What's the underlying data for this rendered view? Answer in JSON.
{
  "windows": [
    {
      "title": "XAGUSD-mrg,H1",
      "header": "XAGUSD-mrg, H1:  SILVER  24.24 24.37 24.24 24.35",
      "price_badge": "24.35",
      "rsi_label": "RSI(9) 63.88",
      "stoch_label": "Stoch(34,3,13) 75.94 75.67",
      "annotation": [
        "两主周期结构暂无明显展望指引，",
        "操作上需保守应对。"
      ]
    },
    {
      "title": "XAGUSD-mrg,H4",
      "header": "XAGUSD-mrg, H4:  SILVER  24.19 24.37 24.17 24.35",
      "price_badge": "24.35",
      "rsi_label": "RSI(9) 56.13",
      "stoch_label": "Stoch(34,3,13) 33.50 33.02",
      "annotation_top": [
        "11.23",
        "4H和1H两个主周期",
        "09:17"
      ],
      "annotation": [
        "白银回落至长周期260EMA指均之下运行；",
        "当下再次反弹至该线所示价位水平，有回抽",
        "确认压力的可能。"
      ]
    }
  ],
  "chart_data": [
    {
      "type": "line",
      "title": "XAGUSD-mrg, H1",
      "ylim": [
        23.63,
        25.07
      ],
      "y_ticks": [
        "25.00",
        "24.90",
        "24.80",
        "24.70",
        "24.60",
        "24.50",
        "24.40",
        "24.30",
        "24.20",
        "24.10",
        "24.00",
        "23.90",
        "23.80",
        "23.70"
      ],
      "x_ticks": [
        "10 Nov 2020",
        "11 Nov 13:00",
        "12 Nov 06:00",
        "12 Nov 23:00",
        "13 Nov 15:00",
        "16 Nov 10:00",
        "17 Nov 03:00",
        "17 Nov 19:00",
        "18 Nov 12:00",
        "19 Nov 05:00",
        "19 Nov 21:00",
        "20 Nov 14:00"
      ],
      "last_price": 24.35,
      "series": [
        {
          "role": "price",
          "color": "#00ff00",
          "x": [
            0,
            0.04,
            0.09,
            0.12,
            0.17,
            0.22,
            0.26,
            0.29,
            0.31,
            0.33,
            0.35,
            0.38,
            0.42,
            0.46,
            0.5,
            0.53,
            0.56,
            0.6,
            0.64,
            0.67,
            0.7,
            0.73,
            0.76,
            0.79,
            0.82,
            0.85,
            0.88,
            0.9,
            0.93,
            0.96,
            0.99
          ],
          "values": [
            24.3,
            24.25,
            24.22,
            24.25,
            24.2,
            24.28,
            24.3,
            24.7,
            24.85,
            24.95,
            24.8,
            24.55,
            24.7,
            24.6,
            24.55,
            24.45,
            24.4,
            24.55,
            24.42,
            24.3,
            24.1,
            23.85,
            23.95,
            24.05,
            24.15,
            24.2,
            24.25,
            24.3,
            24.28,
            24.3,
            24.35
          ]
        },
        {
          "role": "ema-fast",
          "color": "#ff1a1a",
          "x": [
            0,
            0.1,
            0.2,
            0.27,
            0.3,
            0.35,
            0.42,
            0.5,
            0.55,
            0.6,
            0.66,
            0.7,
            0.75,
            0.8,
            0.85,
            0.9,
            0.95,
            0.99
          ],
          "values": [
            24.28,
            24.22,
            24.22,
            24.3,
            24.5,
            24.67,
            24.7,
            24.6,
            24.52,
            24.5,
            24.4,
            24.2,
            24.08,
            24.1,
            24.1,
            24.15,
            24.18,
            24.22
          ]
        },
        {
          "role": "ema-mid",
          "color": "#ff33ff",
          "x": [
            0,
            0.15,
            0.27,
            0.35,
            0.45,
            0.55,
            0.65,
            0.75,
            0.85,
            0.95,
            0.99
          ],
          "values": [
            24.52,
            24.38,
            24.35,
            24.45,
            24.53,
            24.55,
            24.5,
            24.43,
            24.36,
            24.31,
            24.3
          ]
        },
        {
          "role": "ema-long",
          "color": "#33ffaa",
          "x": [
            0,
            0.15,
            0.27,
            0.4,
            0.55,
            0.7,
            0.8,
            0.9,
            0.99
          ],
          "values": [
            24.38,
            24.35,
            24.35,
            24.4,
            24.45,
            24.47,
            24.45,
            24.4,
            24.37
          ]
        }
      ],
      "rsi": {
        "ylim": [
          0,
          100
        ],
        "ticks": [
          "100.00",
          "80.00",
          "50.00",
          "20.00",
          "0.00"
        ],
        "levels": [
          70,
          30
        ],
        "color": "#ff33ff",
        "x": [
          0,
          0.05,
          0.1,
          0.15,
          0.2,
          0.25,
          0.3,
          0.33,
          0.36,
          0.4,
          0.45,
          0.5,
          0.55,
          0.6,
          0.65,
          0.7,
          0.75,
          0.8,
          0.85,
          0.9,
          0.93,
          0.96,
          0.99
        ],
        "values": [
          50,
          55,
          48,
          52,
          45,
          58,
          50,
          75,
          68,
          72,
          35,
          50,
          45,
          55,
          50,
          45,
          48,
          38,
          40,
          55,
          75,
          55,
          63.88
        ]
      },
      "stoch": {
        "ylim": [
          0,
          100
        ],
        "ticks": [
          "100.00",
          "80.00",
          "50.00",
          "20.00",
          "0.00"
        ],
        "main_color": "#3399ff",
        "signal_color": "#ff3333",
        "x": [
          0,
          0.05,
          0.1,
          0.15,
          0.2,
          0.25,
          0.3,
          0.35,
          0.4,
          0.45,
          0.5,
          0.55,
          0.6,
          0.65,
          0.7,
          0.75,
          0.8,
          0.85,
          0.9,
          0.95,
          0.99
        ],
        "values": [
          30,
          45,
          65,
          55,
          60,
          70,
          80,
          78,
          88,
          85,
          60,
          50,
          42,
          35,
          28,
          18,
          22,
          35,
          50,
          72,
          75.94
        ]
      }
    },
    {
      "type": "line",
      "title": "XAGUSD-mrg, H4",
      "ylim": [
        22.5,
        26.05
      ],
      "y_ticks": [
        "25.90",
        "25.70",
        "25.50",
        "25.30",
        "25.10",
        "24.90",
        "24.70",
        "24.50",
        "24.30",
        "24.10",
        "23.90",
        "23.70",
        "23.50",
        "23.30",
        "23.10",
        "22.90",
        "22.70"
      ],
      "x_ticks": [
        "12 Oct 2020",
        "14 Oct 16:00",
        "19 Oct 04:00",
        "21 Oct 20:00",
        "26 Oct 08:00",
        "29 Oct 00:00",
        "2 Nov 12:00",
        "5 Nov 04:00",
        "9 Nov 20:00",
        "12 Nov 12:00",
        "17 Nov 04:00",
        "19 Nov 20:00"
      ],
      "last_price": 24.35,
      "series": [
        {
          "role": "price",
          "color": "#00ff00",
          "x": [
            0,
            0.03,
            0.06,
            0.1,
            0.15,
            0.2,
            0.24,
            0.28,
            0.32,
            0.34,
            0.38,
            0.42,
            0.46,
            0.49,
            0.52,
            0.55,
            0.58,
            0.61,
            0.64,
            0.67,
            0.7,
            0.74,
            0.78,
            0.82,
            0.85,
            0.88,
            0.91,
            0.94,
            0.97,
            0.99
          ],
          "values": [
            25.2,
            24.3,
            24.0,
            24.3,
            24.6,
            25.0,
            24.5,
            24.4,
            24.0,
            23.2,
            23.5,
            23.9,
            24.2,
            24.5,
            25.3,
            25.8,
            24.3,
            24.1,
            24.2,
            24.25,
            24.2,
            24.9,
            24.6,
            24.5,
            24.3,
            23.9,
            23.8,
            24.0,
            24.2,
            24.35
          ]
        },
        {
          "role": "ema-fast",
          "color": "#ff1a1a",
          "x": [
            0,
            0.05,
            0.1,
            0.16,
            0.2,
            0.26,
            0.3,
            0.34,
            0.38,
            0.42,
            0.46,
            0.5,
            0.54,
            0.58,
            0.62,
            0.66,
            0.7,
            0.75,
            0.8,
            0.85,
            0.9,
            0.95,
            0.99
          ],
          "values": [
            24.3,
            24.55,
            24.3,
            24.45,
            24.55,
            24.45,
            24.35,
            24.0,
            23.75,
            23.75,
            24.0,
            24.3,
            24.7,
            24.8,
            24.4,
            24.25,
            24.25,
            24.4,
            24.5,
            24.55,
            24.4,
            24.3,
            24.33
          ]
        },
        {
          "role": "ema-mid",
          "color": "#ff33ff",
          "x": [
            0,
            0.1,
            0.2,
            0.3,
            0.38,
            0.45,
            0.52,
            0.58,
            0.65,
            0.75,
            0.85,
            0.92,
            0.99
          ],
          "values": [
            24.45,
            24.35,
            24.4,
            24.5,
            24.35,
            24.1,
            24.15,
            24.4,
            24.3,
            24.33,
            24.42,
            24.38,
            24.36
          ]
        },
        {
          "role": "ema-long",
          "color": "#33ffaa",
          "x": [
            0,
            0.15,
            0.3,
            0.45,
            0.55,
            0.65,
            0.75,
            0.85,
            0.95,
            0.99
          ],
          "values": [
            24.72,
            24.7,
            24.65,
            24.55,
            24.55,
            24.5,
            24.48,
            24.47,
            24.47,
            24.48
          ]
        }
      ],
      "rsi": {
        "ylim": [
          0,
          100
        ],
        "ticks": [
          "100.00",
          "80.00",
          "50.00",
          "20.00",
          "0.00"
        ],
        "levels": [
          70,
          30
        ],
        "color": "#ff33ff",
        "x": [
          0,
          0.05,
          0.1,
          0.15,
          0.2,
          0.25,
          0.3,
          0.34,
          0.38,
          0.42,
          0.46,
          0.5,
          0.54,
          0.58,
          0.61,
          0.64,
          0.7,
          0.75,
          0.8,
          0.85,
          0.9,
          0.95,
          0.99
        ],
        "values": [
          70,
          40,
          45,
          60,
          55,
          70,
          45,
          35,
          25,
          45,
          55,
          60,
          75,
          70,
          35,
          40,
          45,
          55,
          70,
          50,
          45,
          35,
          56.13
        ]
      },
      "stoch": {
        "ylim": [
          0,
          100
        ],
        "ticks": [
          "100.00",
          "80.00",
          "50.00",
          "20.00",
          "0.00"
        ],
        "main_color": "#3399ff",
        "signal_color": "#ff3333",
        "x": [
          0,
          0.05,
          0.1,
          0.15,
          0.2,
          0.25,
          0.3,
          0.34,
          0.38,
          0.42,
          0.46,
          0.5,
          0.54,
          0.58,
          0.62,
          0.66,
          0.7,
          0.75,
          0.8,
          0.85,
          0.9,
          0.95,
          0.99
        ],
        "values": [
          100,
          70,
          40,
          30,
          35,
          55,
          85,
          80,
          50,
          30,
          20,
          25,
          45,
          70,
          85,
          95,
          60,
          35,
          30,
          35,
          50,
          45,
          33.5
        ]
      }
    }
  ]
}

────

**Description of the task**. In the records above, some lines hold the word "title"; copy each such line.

**Response to this task**.
      "title": "XAGUSD-mrg,H1",
      "title": "XAGUSD-mrg,H4",
      "title": "XAGUSD-mrg, H1",
      "title": "XAGUSD-mrg, H4",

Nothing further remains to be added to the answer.